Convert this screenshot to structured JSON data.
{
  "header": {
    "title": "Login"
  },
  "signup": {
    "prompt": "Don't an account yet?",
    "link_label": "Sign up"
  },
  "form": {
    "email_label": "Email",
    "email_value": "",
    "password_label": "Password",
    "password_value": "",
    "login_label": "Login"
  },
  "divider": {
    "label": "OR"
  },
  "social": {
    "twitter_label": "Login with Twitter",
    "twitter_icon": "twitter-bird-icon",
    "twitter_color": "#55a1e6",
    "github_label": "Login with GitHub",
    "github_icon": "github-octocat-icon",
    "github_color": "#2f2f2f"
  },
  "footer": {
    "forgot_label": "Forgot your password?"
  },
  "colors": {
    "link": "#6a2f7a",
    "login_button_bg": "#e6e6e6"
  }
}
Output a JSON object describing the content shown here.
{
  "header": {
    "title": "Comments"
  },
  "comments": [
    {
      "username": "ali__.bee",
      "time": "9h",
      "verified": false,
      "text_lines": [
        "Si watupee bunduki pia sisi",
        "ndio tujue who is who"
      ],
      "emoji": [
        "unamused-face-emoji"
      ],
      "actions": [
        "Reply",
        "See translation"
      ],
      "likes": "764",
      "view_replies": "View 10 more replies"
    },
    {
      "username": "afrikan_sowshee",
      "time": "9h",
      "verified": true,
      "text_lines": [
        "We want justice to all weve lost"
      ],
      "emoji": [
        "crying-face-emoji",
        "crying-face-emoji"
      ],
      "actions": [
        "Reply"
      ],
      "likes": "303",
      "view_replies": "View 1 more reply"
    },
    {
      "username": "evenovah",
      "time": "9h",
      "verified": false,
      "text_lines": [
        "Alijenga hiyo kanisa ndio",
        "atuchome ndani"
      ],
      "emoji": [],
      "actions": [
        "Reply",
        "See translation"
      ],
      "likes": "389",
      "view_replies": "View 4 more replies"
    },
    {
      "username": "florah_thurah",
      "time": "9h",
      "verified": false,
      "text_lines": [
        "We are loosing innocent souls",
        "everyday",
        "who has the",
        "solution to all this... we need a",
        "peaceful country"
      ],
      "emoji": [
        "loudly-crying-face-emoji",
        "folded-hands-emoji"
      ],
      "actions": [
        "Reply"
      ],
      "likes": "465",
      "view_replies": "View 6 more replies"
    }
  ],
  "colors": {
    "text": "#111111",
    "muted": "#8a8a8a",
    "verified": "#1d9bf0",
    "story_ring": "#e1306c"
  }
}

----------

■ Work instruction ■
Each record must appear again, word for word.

■ Output ■
Convert this screenshot to structured JSON data.
{
  "header": {
    "title": "Login"
  },
  "signup": {
    "prompt": "Don't an account yet?",
    "link_label": "Sign up"
  },
  "form": {
    "email_label": "Email",
    "email_value": "",
    "password_label": "Password",
    "password_value": "",
    "login_label": "Login"
  },
  "divider": {
    "label": "OR"
  },
  "social": {
    "twitter_label": "Login with Twitter",
    "twitter_icon": "twitter-bird-icon",
    "twitter_color": "#55a1e6",
    "github_label": "Login with GitHub",
    "github_icon": "github-octocat-icon",
    "github_color": "#2f2f2f"
  },
  "footer": {
    "forgot_label": "Forgot your password?"
  },
  "colors": {
    "link": "#6a2f7a",
    "login_button_bg": "#e6e6e6"
  }
}
Output a JSON object describing the content shown here.
{
  "header": {
    "title": "Comments"
  },
  "comments": [
    {
      "username": "ali__.bee",
      "time": "9h",
      "verified": false,
      "text_lines": [
        "Si watupee bunduki pia sisi",
        "ndio tujue who is who"
      ],
      "emoji": [
        "unamused-face-emoji"
      ],
      "actions": [
        "Reply",
        "See translation"
      ],
      "likes": "764",
      "view_replies": "View 10 more replies"
    },
    {
      "username": "afrikan_sowshee",
      "time": "9h",
      "verified": true,
      "text_lines": [
        "We want justice to all weve lost"
      ],
      "emoji": [
        "crying-face-emoji",
        "crying-face-emoji"
      ],
      "actions": [
        "Reply"
      ],
      "likes": "303",
      "view_replies": "View 1 more reply"
    },
    {
      "username": "evenovah",
      "time": "9h",
      "verified": false,
      "text_lines": [
        "Alijenga hiyo kanisa ndio",
        "atuchome ndani"
      ],
      "emoji": [],
      "actions": [
        "Reply",
        "See translation"
      ],
      "likes": "389",
      "view_replies": "View 4 more replies"
    },
    {
      "username": "florah_thurah",
      "time": "9h",
      "verified": false,
      "text_lines": [
        "We are loosing innocent souls",
        "everyday",
        "who has the",
        "solution to all this... we need a",
        "peaceful country"
      ],
      "emoji": [
        "loudly-crying-face-emoji",
        "folded-hands-emoji"
      ],
      "actions": [
        "Reply"
      ],
      "likes": "465",
      "view_replies": "View 6 more replies"
    }
  ],
  "colors": {
    "text": "#111111",
    "muted": "#8a8a8a",
    "verified": "#1d9bf0",
    "story_ring": "#e1306c"
  }
}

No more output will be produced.